## EXERCISE PROMPT
Reproduce the data exactly as it stands.

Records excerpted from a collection
»»

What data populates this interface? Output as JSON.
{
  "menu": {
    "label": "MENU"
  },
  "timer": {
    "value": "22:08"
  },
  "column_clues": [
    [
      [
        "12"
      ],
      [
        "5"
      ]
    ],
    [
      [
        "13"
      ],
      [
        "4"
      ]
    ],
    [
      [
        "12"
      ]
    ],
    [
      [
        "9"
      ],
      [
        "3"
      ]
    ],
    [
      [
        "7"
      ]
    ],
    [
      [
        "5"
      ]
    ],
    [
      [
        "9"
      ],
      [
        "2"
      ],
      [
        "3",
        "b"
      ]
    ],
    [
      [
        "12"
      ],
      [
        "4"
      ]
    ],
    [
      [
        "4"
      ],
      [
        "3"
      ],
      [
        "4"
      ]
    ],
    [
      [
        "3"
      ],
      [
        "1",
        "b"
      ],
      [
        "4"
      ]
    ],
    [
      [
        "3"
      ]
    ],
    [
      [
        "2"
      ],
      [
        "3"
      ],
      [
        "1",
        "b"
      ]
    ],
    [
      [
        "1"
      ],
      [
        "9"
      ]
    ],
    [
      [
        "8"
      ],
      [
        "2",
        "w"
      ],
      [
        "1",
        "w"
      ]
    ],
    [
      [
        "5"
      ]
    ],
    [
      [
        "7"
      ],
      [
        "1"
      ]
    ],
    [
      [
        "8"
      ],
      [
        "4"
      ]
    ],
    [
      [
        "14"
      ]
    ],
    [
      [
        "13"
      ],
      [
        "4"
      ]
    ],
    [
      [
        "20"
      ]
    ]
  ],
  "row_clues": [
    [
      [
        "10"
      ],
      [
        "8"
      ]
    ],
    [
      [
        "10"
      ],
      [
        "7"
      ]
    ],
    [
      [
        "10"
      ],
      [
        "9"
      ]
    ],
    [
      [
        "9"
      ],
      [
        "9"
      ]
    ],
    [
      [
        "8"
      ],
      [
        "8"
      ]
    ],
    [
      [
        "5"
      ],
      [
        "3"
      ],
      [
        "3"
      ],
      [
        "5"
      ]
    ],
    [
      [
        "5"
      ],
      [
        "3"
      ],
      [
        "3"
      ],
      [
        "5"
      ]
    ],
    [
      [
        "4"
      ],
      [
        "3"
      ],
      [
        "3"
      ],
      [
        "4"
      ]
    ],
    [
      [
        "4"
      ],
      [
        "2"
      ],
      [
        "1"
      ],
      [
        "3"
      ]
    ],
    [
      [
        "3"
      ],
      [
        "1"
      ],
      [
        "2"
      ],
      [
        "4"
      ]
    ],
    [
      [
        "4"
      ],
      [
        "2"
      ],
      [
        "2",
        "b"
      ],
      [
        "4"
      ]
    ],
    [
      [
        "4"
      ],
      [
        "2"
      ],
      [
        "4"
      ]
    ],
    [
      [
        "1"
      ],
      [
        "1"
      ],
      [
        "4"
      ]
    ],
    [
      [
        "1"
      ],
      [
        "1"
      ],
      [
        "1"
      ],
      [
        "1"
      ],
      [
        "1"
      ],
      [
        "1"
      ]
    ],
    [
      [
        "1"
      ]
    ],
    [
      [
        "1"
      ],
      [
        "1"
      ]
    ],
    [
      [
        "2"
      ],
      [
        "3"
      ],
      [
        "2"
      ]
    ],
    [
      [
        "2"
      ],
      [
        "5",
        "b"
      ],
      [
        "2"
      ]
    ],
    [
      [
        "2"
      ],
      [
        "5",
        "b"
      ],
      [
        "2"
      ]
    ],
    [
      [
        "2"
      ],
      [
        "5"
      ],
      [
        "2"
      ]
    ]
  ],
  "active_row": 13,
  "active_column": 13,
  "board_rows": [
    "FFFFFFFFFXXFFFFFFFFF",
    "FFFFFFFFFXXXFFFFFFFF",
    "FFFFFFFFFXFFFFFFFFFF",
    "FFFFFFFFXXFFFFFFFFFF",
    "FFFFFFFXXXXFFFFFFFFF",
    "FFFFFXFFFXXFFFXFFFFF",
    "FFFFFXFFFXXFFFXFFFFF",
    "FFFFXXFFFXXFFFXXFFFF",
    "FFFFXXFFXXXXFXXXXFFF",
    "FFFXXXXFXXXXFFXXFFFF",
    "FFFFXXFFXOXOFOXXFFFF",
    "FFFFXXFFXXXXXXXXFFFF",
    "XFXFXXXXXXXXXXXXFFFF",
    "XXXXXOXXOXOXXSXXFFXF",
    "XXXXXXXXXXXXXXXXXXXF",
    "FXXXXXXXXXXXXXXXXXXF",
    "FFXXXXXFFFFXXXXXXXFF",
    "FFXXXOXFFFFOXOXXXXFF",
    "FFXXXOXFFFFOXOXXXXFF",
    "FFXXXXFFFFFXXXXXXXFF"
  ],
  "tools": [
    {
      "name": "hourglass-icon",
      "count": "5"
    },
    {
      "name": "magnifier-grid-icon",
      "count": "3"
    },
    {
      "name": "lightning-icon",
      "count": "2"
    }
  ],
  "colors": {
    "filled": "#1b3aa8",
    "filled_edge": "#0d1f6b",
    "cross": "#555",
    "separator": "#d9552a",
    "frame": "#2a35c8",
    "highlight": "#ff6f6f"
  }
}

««

## OUTPUT BELOW
What data populates this interface? Output as JSON.
{
  "menu": {
    "label": "MENU"
  },
  "timer": {
    "value": "22:08"
  },
  "column_clues": [
    [
      [
        "12"
      ],
      [
        "5"
      ]
    ],
    [
      [
        "13"
      ],
      [
        "4"
      ]
    ],
    [
      [
        "12"
      ]
    ],
    [
      [
        "9"
      ],
      [
        "3"
      ]
    ],
    [
      [
        "7"
      ]
    ],
    [
      [
        "5"
      ]
    ],
    [
      [
        "9"
      ],
      [
        "2"
      ],
      [
        "3",
        "b"
      ]
    ],
    [
      [
        "12"
      ],
      [
        "4"
      ]
    ],
    [
      [
        "4"
      ],
      [
        "3"
      ],
      [
        "4"
      ]
    ],
    [
      [
        "3"
      ],
      [
        "1",
        "b"
      ],
      [
        "4"
      ]
    ],
    [
      [
        "3"
      ]
    ],
    [
      [
        "2"
      ],
      [
        "3"
      ],
      [
        "1",
        "b"
      ]
    ],
    [
      [
        "1"
      ],
      [
        "9"
      ]
    ],
    [
      [
        "8"
      ],
      [
        "2",
        "w"
      ],
      [
        "1",
        "w"
      ]
    ],
    [
      [
        "5"
      ]
    ],
    [
      [
        "7"
      ],
      [
        "1"
      ]
    ],
    [
      [
        "8"
      ],
      [
        "4"
      ]
    ],
    [
      [
        "14"
      ]
    ],
    [
      [
        "13"
      ],
      [
        "4"
      ]
    ],
    [
      [
        "20"
      ]
    ]
  ],
  "row_clues": [
    [
      [
        "10"
      ],
      [
        "8"
      ]
    ],
    [
      [
        "10"
      ],
      [
        "7"
      ]
    ],
    [
      [
        "10"
      ],
      [
        "9"
      ]
    ],
    [
      [
        "9"
      ],
      [
        "9"
      ]
    ],
    [
      [
        "8"
      ],
      [
        "8"
      ]
    ],
    [
      [
        "5"
      ],
      [
        "3"
      ],
      [
        "3"
      ],
      [
        "5"
      ]
    ],
    [
      [
        "5"
      ],
      [
        "3"
      ],
      [
        "3"
      ],
      [
        "5"
      ]
    ],
    [
      [
        "4"
      ],
      [
        "3"
      ],
      [
        "3"
      ],
      [
        "4"
      ]
    ],
    [
      [
        "4"
      ],
      [
        "2"
      ],
      [
        "1"
      ],
      [
        "3"
      ]
    ],
    [
      [
        "3"
      ],
      [
        "1"
      ],
      [
        "2"
      ],
      [
        "4"
      ]
    ],
    [
      [
        "4"
      ],
      [
        "2"
      ],
      [
        "2",
        "b"
      ],
      [
        "4"
      ]
    ],
    [
      [
        "4"
      ],
      [
        "2"
      ],
      [
        "4"
      ]
    ],
    [
      [
        "1"
      ],
      [
        "1"
      ],
      [
        "4"
      ]
    ],
    [
      [
        "1"
      ],
      [
        "1"
      ],
      [
        "1"
      ],
      [
        "1"
      ],
      [
        "1"
      ],
      [
        "1"
      ]
    ],
    [
      [
        "1"
      ]
    ],
    [
      [
        "1"
      ],
      [
        "1"
      ]
    ],
    [
      [
        "2"
      ],
      [
        "3"
      ],
      [
        "2"
      ]
    ],
    [
      [
        "2"
      ],
      [
        "5",
        "b"
      ],
      [
        "2"
      ]
    ],
    [
      [
        "2"
      ],
      [
        "5",
        "b"
      ],
      [
        "2"
      ]
    ],
    [
      [
        "2"
      ],
      [
        "5"
      ],
      [
        "2"
      ]
    ]
  ],
  "active_row": 13,
  "active_column": 13,
  "board_rows": [
    "FFFFFFFFFXXFFFFFFFFF",
    "FFFFFFFFFXXXFFFFFFFF",
    "FFFFFFFFFXFFFFFFFFFF",
    "FFFFFFFFXXFFFFFFFFFF",
    "FFFFFFFXXXXFFFFFFFFF",
    "FFFFFXFFFXXFFFXFFFFF",
    "FFFFFXFFFXXFFFXFFFFF",
    "FFFFXXFFFXXFFFXXFFFF",
    "FFFFXXFFXXXXFXXXXFFF",
    "FFFXXXXFXXXXFFXXFFFF",
    "FFFFXXFFXOXOFOXXFFFF",
    "FFFFXXFFXXXXXXXXFFFF",
    "XFXFXXXXXXXXXXXXFFFF",
    "XXXXXOXXOXOXXSXXFFXF",
    "XXXXXXXXXXXXXXXXXXXF",
    "FXXXXXXXXXXXXXXXXXXF",
    "FFXXXXXFFFFXXXXXXXFF",
    "FFXXXOXFFFFOXOXXXXFF",
    "FFXXXOXFFFFOXOXXXXFF",
    "FFXXXXFFFFFXXXXXXXFF"
  ],
  "tools": [
    {
      "name": "hourglass-icon",
      "count": "5"
    },
    {
      "name": "magnifier-grid-icon",
      "count": "3"
    },
    {
      "name": "lightning-icon",
      "count": "2"
    }
  ],
  "colors": {
    "filled": "#1b3aa8",
    "filled_edge": "#0d1f6b",
    "cross": "#555",
    "separator": "#d9552a",
    "frame": "#2a35c8",
    "highlight": "#ff6f6f"
  }
}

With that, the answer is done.